Vocab (28) Benjamin Banneker almanac (noun): an annual publication containing a calendar of natural occurrences like the phases of the moon, sunrises and sunsets, and tides The farmer consulted the almanac before planting his fall crops. astronomy (noun): the scientific study of matter in outer space She was interested in the planets, stars, and anything else related to astronomy. integrated (adjective): including members of different races, religions or ethnic groups as equals Benjamin Banneker attended an integrated Quaker school.
Recap (28) Benjamin Banneker • Banneker’s grandmother, Molly, had tremendous influence on him. At age seventeen, she came to America as an indentured servant. She eventually bought her own land and married a black slave, BannaKe, Benjamin’s grandfather. She taught Benjamin to read and write. • Banneker was curious about the ways things worked and very inventive. Through experimentation and observation, he collected enough data to publish six almanacs. • Banneker helped plan the city of Washington, D.C.
Objectives (29) George Washington Carver Students will: -Identify the key ways that George Washington Carver changed farming practices for poor farmers -Explain how the health of soil impacts the health of the plants grown in it -Recognize that by following his passions for learning and plants, Carver changed the lives of many

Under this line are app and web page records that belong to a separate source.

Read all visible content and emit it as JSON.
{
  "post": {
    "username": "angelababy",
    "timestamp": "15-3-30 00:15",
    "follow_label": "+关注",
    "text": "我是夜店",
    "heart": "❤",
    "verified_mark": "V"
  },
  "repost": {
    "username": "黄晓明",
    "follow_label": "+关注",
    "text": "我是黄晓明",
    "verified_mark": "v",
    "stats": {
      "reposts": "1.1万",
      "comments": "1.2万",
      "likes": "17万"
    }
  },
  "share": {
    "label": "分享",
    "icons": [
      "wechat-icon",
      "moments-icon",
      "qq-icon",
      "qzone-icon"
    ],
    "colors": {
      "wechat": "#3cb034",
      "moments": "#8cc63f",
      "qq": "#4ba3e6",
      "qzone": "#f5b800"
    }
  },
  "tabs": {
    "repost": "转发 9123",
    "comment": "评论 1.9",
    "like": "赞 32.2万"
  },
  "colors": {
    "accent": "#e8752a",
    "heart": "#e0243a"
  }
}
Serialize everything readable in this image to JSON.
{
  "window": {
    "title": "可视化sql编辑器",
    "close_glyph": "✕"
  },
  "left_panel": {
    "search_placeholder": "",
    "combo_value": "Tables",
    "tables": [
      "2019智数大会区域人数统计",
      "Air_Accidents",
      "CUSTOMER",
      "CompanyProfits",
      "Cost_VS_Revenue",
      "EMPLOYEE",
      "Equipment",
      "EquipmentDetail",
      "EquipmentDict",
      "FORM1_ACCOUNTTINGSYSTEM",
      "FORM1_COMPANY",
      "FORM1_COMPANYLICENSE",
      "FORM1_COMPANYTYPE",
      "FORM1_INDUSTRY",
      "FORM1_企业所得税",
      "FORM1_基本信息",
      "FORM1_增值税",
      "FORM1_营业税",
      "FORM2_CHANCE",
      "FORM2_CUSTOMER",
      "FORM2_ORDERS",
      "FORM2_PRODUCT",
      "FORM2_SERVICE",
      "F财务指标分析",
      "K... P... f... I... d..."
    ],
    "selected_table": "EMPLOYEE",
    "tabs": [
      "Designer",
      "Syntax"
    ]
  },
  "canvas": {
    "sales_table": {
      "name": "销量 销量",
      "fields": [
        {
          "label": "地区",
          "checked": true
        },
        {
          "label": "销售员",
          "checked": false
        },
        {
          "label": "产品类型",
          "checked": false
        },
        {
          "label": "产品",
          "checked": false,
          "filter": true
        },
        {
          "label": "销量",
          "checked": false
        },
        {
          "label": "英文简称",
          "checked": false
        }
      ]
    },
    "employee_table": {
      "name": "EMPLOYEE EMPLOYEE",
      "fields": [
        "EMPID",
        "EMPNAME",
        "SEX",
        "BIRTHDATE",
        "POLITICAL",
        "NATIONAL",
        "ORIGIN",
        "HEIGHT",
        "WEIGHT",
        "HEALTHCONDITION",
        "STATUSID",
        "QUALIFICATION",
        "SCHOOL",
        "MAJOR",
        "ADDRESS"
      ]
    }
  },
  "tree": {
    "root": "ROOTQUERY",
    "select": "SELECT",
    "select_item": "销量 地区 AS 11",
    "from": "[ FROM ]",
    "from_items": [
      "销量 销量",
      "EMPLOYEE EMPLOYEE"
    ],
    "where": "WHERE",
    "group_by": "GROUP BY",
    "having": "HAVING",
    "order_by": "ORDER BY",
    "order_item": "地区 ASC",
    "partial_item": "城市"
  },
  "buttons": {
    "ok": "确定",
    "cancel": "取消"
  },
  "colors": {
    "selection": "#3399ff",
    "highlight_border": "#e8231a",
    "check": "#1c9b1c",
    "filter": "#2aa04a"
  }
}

Synopsis (29) George Washington Carver This Walking Classroom lesson discusses the famous educator and scientist, George Washington Carver. Carver was a former slave with a passion for learning. He became a professor at the Tuskegee Institute and helped educate poor farmers about how to care for their soil so it would produce healthy crops year after year. Carver took an undesirable crop, peanuts, and through experimentation developed meaningful and desirable ways that it could be used. This discovery changed the lives of poor cotton farmers.
Vocab (29) George Washington Carver agriculture (noun): the study of how plants, soil, and animals can be made more sustainable and productive Her knowledge of agriculture made her an excellent farmer. bumper crop (noun): an unusually large crop growth and harvest With just the right amount of rain and sunny weather, this year’s tomato farmers had a bumper crop. enrich (verb): to improve the quality of by adding desirable ingredients Carver enriched the lives of poor farmers by teaching them to enrich their soil.